Talking too much about the plot of The Turing Test is to utterly ruin the most intriguing and spine-tingling aspect of the game (I’m not kidding about the ‘spine tingling’ bit, either: it may just be me but, in some sections, I had to check over my shoulder to make sure some sinister agent wasn’t watching me while I played) but the depth to which you experience it is entirely up to you.
As I said, the meat of the story can be found off the beaten path; through blink-and-you’ll-miss-them doors and in the minutiae of the crew areas that you occasionally find yourself in. You’re able to interact with and pick up just about anything and, due to their sudden technophobia, the ground crew have taken to writing their thoughts and feelings down and printing off information that they consider to be important. As a result, when it’s not holding the EMT, Ava’s hand is most likely to be found clutching hard-copy as you scan through it to discover exactly what’s going on on Eurpoa.
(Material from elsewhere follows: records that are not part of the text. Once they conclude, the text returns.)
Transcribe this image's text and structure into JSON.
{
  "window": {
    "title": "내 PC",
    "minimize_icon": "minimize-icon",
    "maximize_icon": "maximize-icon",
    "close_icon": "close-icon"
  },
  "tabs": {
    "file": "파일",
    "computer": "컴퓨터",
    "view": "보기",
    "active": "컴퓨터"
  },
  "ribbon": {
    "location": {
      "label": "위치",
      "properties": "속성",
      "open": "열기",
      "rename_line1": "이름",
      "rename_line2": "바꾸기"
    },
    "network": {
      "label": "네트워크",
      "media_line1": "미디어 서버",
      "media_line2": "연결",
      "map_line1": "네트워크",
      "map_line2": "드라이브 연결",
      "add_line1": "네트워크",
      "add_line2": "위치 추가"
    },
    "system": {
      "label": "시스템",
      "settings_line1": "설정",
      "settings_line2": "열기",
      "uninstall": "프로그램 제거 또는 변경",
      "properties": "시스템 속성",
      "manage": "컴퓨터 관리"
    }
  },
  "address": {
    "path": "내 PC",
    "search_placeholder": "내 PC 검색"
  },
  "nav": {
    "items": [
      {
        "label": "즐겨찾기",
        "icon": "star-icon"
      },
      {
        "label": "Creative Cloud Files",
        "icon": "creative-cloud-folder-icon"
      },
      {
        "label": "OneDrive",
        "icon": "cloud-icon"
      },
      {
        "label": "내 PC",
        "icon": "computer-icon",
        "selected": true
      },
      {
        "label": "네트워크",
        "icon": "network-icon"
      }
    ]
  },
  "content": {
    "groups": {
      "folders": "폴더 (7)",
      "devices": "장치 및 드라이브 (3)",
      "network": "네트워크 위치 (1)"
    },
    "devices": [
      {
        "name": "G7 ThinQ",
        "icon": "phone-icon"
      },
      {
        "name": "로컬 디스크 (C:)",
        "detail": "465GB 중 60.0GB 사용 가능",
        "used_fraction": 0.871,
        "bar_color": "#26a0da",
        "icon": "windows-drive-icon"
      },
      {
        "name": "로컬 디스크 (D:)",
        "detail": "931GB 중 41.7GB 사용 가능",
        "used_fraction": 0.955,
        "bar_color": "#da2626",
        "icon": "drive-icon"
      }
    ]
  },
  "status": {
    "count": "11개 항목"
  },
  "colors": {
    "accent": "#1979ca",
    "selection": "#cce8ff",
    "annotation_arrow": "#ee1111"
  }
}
There’s a lot of reading – a LOT of reading – and most of it is pretty dry stuff: essays on computer science, theoretical biology and, of course, the Turing Test itself. But there are also subtle clues as to what’s going on – pictures, pill bottles, reports and the detritus of human life that the crew have left behind them.
For those gamers not that interested in exploration (or reading), The Turing Test includes an almost constant dialogue between Ava and TOM, with brief conversations at the beginning of almost every puzzle, that fills in the main and most salient points in the game’s plot. There are also handy audio logs dotted about throughout the game: some personal messages from the crew; others recordings of conversations from before the catastrophe. These can be found in most of the crew areas; spaces designed as moments of respite from the puzzle solving where Bulkhead can, instead, do a little story-telling.
Possibly the game’s biggest flaw is the disconnect between the narrative and the puzzle-solving gameplay: neither one of which ever really serves to inform or be informed by the other. The explanation that the game gives (only humans can get through the tests) rings sort of false – particularly as you begin to play through the game’s later levels – and, while one interpretation of the ending (yes, you read that right) might serve to help you understand exactly what’s been going on, it’s a logical leap too far and too late to really matter.
I mentioned, earlier, that The Turing Test’s story is insidious and I wasn’t joking. It’s the sort of plot with so many layers, so many questions and so few definitive answers that it’s likely to keep you up at night wondering exactly what is going on, who is the bad guy, who is the good guy and who, when it comes right down to it, was being tested here. References to and comparisons with Portal and Portal 2 are inevitable in a sci-fi puzzle game with a female lead, a computer antagonist and a funky gun (not to mention the whole “testing” thing) but, while The Turing Test manages to almost match Portal 2 in terms of style and graphics (though not in oddly whimsical charm), it absolutely takes the lead in building an intriguing and provocative storyline that will keep gamers (and YouTube theorists) talking for some time.
Before I go, let me say this: if you do happen to pick up The Turing Test (and I think you should), make sure that you don’t just play it once. Some games deserve a second playthrough because something might be different this time. But The Turing Test deserves a second playthrough because, the next time around, the different thing may well be you…